**PROBLEM REQUIREMENTS:** Nothing but a number should be given: how many lines in the entries below include the string "mnemonic".

**DATA EXTRACT:**
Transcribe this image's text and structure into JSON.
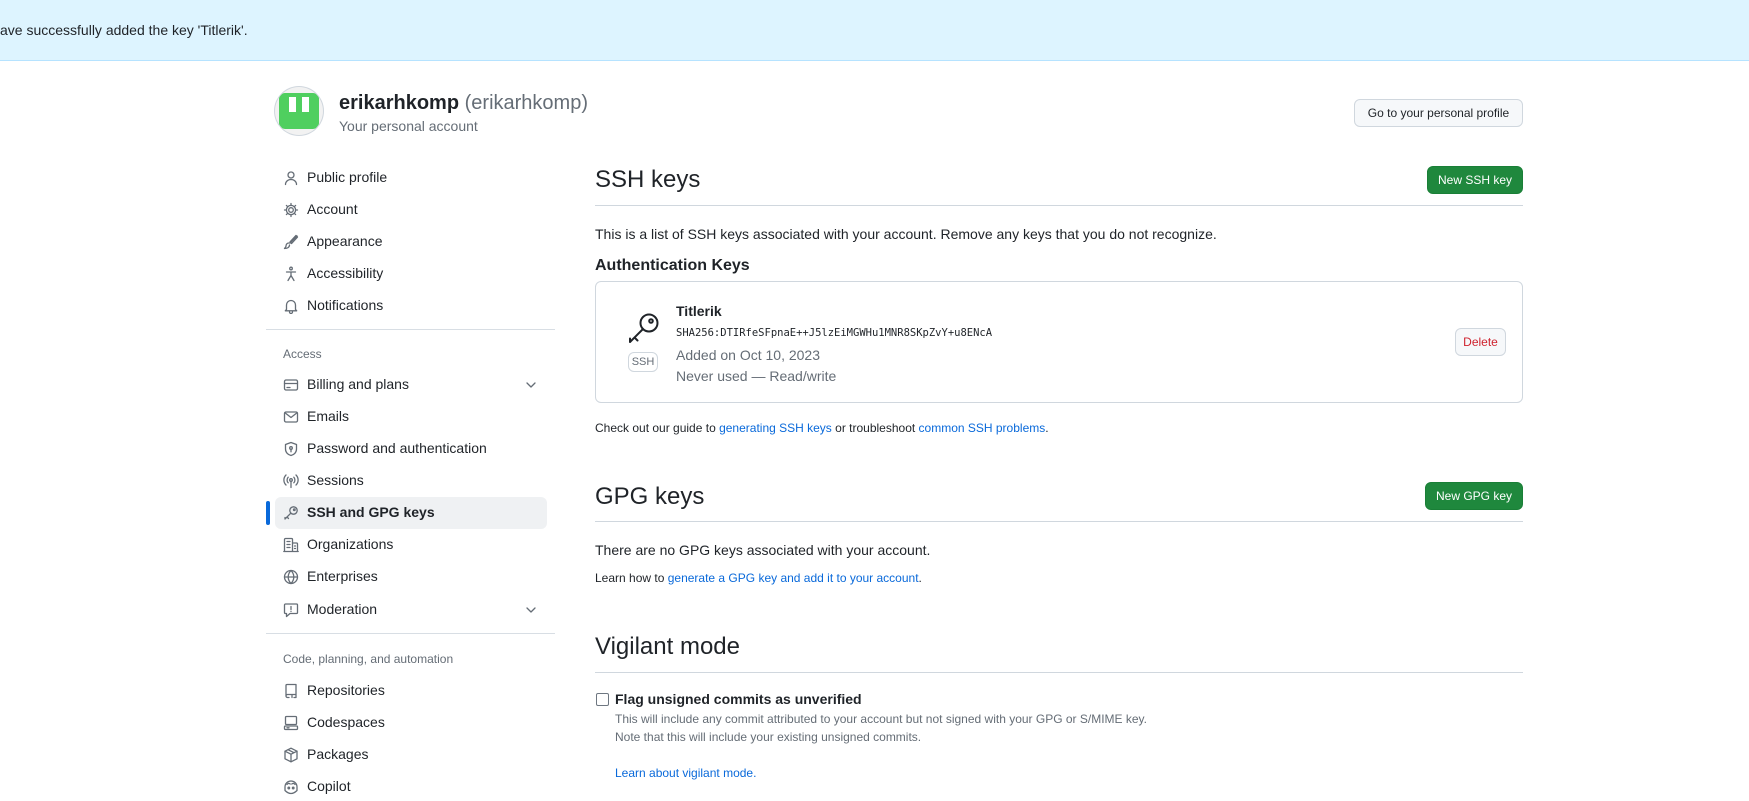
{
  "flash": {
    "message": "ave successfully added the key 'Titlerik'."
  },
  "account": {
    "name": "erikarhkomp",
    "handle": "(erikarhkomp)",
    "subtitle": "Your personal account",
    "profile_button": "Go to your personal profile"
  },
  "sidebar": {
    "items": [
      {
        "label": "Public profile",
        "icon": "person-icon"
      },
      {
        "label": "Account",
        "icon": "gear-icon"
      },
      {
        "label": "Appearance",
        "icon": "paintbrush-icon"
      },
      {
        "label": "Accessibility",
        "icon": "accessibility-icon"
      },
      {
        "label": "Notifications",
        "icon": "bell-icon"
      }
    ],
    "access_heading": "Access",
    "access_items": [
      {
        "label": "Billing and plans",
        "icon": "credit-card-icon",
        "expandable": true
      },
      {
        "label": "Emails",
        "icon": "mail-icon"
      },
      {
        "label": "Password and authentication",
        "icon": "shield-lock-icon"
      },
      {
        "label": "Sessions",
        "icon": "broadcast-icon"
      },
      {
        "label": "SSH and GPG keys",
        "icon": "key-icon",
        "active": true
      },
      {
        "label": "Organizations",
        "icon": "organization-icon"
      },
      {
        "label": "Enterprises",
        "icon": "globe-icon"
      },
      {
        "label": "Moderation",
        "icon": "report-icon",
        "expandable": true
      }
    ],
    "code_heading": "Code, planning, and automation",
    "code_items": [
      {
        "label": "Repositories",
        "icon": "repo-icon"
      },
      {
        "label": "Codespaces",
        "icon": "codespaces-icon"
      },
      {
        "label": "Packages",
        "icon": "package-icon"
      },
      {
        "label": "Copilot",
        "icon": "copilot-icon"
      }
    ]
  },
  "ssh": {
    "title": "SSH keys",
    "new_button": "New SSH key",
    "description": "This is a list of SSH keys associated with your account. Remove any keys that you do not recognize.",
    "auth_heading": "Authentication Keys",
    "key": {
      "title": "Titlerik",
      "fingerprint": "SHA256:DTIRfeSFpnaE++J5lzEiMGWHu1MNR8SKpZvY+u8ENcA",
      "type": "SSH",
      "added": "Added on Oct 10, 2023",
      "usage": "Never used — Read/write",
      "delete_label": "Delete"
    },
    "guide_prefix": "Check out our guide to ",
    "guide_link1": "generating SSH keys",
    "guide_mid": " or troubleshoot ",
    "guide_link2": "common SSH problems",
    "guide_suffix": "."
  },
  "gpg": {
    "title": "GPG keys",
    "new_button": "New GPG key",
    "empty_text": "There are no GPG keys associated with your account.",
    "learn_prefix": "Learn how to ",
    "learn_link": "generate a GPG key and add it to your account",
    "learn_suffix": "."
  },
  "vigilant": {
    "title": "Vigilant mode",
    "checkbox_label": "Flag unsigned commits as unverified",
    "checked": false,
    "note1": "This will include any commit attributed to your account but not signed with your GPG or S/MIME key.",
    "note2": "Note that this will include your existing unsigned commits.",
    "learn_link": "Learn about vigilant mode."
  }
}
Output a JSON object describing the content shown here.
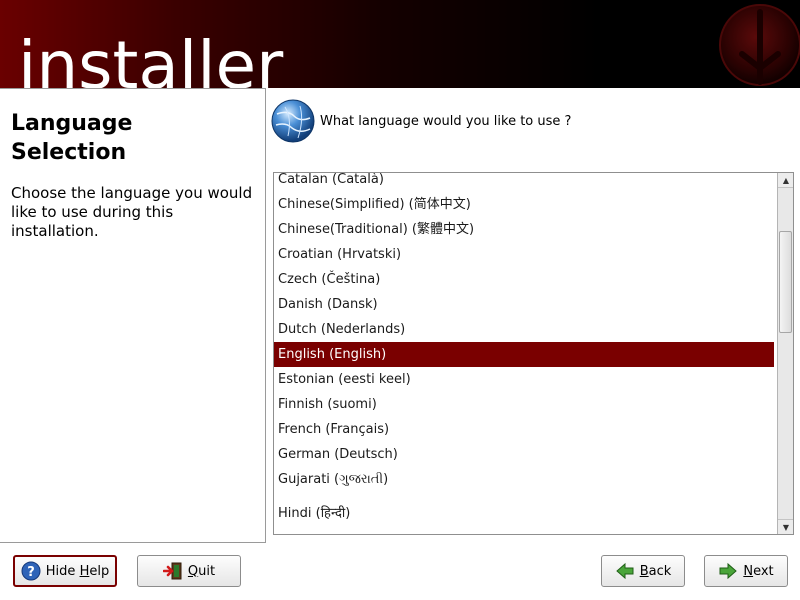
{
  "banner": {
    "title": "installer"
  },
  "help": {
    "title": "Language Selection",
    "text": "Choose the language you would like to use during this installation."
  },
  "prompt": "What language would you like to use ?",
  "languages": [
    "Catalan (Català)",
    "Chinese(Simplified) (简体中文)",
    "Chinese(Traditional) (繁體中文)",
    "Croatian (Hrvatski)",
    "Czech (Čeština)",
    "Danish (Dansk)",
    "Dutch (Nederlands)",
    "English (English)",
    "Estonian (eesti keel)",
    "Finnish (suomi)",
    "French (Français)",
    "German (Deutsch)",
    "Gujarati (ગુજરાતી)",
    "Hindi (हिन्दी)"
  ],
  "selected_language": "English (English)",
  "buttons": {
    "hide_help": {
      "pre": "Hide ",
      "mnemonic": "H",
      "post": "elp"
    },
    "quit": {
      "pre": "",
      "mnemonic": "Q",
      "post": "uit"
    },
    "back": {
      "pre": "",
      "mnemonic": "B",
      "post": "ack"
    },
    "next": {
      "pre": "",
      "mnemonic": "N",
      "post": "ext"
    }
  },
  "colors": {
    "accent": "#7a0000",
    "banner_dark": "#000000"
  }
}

**SOLUTION BELOW:** 4